If McCain’s dying words merely reflect the endemic spite that exists in American society…to the detriment of the more unsavory aspects of his life experiences…then we need to seriously think about the degree to which that society remains myopically caught up in its misguided understanding of history. ‘Mirror mirror on the wall, who is the fairest of them all’, is an accolade associated with navel gazing and Sen. McCain was good at it. So, when Sen. John McCain’s final lament was delivered, there were no surprises. His words were ritualistic, as were the epaulettes and medals that connected him to old guard of republicanism via love of America the great…right or wrong.

To my mind, the flags that are now flying at half-mast in Washington flutter in a culture of hubris where halitosis became the scent that now pervades the historic record. McCain, the man who wrote;”do not despair of our present difficulties but believe always in the promise and greatness of America, because nothing is inevitable here” are indubitably the words of a deluded individual. McCain could not grasp that greatness could not exist in a culture that lacked moral courage. He was unaware of the fact, that without moral courage, the body politic would inevitably shrivel.

Strange that it mattered so little to him that he was one of those who went to Vietnam to interfere in somebody else’s civil war, targeting men, women and children from one end of the country to another with napalm, agent-orange and other egregious substances.

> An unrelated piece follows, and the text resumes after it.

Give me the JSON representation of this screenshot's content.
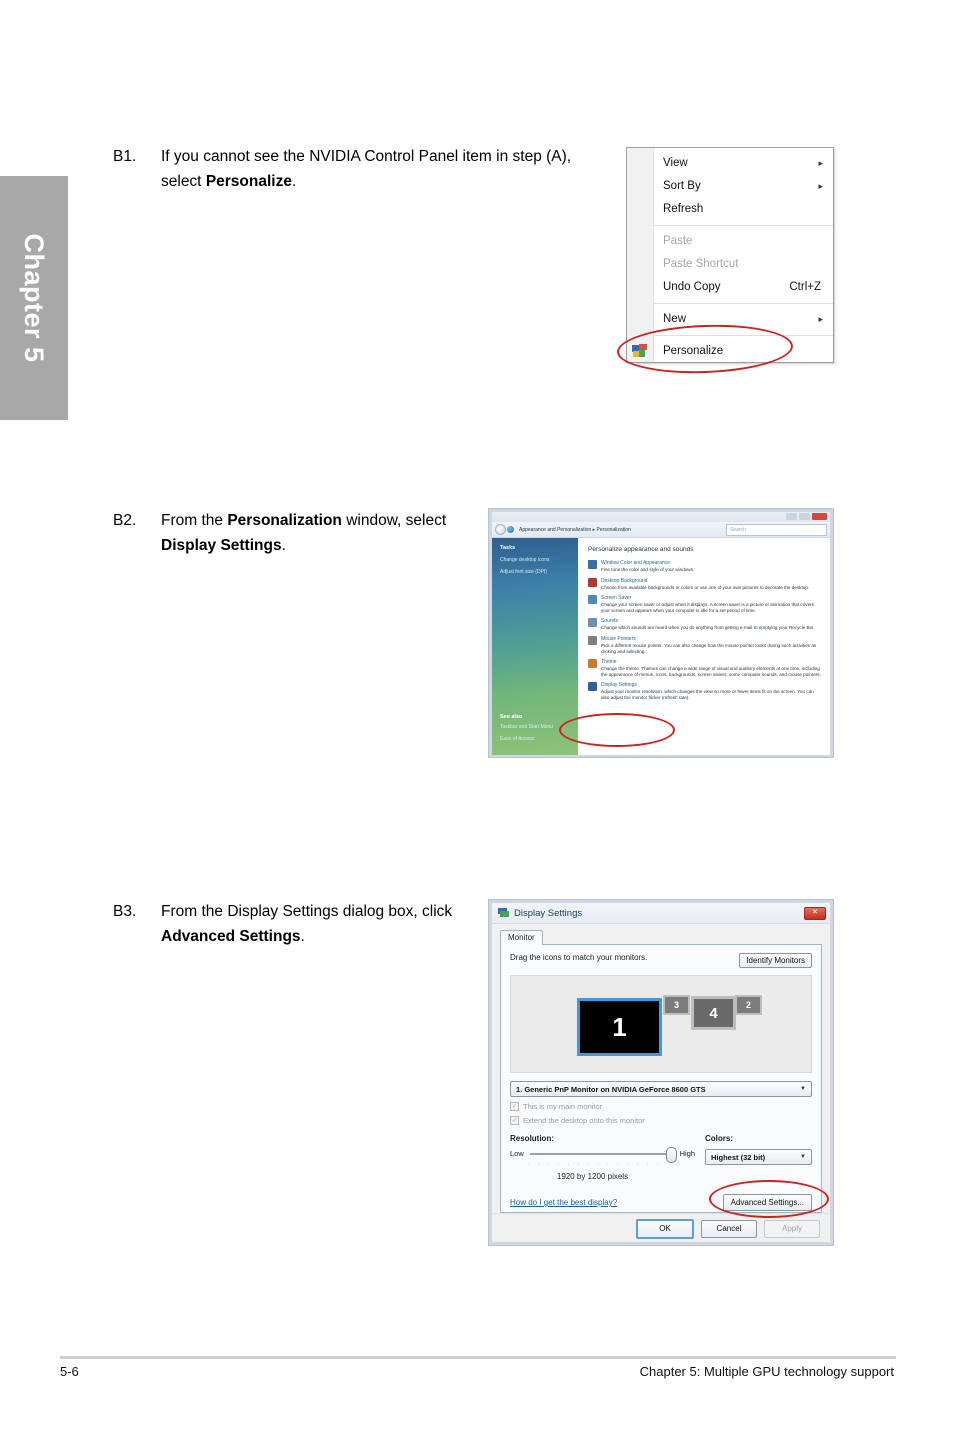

He was not one to lament the hurt he inflicted on simple people…millions of them… who were trying to make their own history. This indifference to pain inflicted on civilians across the globe had become the American way, but why?

He believed that only America could make history. On every score it would seem, America has been in a dark delusory place these many years. By ignoring the realities in the world beyond their borders, Americans found themselves consigned to a world where their better selves were deemed redundant. Would the last conscionable individual to leave America please switch the lights off on his or her way out…

Denis A. Conroy is a freelance writer from Australia

The Essential Saker II: Civilizational Choices and Geopolitics / The Russian challenge to the hegemony of the AngloZionist Empire
The Essential Saker: from the trenches of the emerging multipolar world